- A long SSID and longer password means a longer chirp that takes longer to play.
Challenges I ran into
Where do I begin? :D. Here’s just a few…
- The easiest way to play the Chirp audio file would have been to use the ASK SSML audio tag. That was wishful thinking. The SSML audio tag requires a lower quality mp3 file. Unfortunately, that format removes frequencies in the file, which corrupted the Chirp data. So, I needed to use the Audio Player to play higher quality mp3 files. The Alexa Audio Player requirement was not only overkill, but it also executes outside of the custom skill’s session, which had its own challenges.
- There were crucial updates that needed to be made to the Chirp API for this to work. Chirp came through with flying colors!

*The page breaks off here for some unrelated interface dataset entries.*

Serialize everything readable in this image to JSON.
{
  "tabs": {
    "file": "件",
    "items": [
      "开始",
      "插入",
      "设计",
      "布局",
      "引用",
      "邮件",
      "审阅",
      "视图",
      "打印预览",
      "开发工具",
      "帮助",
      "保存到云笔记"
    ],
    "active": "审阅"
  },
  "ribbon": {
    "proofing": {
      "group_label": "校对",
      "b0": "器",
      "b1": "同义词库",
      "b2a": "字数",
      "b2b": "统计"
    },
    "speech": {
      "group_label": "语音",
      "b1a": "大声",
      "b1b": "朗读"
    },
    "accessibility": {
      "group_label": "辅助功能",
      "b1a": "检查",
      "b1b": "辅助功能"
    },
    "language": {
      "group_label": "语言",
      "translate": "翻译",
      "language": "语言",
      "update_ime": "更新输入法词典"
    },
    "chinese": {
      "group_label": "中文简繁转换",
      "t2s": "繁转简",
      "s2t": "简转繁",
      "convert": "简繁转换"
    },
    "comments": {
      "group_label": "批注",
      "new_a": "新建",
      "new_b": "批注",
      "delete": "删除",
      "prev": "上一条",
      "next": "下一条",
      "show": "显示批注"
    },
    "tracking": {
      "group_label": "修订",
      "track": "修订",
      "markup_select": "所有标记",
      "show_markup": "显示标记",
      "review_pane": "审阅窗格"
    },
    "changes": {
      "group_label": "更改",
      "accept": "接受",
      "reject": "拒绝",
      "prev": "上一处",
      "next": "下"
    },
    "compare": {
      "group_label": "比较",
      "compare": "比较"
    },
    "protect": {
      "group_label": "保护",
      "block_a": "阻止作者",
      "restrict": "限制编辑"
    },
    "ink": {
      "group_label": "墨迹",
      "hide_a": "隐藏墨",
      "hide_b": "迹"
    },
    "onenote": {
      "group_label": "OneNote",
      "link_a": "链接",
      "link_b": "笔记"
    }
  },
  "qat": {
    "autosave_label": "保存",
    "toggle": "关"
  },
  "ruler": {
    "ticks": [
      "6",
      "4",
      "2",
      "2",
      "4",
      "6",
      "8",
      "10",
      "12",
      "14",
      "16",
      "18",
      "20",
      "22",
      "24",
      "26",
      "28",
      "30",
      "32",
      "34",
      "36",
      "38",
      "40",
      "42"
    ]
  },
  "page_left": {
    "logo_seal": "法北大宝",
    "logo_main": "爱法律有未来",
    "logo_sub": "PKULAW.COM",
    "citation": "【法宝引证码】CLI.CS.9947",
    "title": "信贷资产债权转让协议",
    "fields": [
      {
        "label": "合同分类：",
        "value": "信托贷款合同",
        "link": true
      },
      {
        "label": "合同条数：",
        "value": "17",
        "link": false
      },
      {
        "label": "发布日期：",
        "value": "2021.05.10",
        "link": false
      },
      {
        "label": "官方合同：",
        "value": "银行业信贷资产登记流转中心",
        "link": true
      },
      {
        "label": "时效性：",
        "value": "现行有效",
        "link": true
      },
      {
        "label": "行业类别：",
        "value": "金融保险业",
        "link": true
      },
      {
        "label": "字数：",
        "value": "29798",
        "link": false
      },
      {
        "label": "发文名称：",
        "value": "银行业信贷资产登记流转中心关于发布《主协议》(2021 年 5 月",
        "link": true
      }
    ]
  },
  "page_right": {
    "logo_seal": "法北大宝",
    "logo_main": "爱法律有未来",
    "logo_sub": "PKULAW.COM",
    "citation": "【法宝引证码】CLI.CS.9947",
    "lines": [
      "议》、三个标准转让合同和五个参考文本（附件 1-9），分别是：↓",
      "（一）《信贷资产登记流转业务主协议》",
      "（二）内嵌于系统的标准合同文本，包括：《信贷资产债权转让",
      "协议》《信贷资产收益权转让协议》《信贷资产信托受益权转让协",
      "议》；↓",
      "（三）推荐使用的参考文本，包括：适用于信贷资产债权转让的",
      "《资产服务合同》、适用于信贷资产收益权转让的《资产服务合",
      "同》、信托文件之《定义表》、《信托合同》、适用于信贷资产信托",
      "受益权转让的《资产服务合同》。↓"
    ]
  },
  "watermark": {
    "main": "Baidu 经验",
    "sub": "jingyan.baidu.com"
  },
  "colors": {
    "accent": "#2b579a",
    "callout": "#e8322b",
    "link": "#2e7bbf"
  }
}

- Creating a “low-friction” method to onboard users, while providing a robust, basic level of authentication. Instead of registering users with a user id and password, users are required to click an activation link sent to their email.
Accomplishments that I'm proud of
- Getting this to work. There were many moving parts.
- Publishing mobile apps in the Amazon and Play app stores. This is the first time I published mobile apps to any mobile app store.
What I learned
- The Chirp Rest API and SDK
- The API to upload files to S3
- Actually, I relearned this: things never go as planned
What's next for the WiFi Code skill?
- We currently only support Android devices (including Amazon devices) and are investigating iOS, Mac, and Windows apps
- Currently investigating the best way to integrate this skill with "Alexa for Business"
- Investigate usage of the ultrasonic chirp API, to embed data in 100% “ear-friendly” audio